The combined agency will be based in Charlotte and will operate under the name of Thompson Child & Family Focus, with current York Place CEO Marco Tomat as its leader, officials said.
Tomat replaces Thompson President Ginny Amendum, who announced last year that she intends to retire.
However, talk of merging the two organizations began before Amendums announcement, officials said.
Together, the merged charities will have an annual budget in excess of $20 million and a staff of over 400 people. Cuts in staff or programs are not planned as a result of the merger, officials said.
Nearly a dozen local charities have resorted to mergers or partnerships in the past two years as a way of surviving the economic downturn, but Thompson officials say this merger is not being orchestrated to save money or salvage endangered programs.
Its part of an ongoing push by Thompson to expand its reach to other areas of the Carolinas, said Thompson Board Chair Suzanne Bledsoe. Thompson has not previously had a presence in South Carolina, she said.
This is going to enable us to help a broader population, she said. Annually, these combined agencies serve 13,000 and we think there is a huge potential for growth.
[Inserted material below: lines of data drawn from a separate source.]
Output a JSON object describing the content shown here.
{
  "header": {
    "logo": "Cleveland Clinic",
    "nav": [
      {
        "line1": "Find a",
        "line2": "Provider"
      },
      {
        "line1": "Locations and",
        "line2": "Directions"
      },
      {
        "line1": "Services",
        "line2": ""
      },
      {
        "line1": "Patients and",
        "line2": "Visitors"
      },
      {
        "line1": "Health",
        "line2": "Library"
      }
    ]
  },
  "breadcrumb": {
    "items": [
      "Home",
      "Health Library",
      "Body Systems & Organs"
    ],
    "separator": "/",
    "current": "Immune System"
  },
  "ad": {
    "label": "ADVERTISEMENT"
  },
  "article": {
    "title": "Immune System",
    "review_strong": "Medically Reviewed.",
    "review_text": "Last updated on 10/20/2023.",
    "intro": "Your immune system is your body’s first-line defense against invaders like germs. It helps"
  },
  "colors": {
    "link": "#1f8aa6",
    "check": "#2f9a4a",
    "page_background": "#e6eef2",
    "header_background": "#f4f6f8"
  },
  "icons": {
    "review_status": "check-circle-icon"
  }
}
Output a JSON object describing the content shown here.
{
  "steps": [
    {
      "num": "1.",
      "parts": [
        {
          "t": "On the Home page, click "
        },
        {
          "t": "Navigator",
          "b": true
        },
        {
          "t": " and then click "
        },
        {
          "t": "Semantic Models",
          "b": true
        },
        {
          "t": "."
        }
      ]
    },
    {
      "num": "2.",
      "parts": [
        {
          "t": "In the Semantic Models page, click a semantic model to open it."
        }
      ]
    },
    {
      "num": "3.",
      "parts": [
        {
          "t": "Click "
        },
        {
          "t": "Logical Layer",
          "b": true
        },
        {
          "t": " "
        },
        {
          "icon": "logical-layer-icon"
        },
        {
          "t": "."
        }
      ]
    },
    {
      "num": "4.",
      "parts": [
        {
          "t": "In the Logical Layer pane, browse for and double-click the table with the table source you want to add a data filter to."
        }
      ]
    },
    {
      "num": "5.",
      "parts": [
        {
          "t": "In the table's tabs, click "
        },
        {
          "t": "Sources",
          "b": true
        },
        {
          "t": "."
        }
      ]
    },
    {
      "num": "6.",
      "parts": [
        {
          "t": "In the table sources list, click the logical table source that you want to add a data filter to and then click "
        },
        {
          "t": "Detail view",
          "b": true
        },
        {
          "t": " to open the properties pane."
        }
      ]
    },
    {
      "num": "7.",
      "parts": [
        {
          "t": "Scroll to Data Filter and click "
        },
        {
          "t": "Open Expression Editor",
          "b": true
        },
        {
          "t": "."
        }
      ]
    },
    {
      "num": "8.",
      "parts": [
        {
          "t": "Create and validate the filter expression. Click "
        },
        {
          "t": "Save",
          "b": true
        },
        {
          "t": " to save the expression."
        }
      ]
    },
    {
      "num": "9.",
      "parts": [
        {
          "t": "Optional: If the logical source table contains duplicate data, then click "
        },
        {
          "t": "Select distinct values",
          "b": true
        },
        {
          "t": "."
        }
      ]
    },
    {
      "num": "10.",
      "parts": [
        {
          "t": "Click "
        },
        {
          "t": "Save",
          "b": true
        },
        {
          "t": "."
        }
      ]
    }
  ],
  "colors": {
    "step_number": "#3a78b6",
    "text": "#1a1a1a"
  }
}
Both agencies share a common background, having been founded by Episcopal dioceses and they continue to have parallel Episcopal faith-based missions of treatment and care.
Founded in 1886 as an orphanage, Thompson is a nonprofit operating three campuses in the Charlotte area, each providing comprehensive education, treatment, and care for children (birth to 18 years).
A majority of the children served have been exposed to domestic violence, substance abuse in the home, mental illness and extreme poverty.
Thompson also has a location in Durham and will soon have one in Lake Waccamaw, N.C., in a psychiatric residential treatment center that is being renovated.
York Place, on a 120-acre campus in York, S.C., was also established as an orphanage in 1850.
Its programs help young people with emotional and behavioral barriers.
It also offers psychiatric residential care for children and adolescents who need intensive treatment in an out-of-home placement.
The agencys campus will now serve as the S.C. regional office for Thompson.
Bledsoe noted a six-month national search was conducted to find a replacement for Amendum, and it was a happy coincidence that their final choice was also leading a nearby charity.
Amendum led Thompson for 17 years.
Tomat will transition into his new role by working part time at both agencies until the merger is completed.
He expects to be at Thompson headquarters full time by mid-April.
Amendum will work closely with Tomat during this transition and will continue to serve as needed as a consultant to the merged entity, officials said.
In addition to his leadership at York Place, Tomat has held management and counseling positions with the multistate nonprofit Youth Villages, as well as on-the-ground social work experience with the county of San Diego.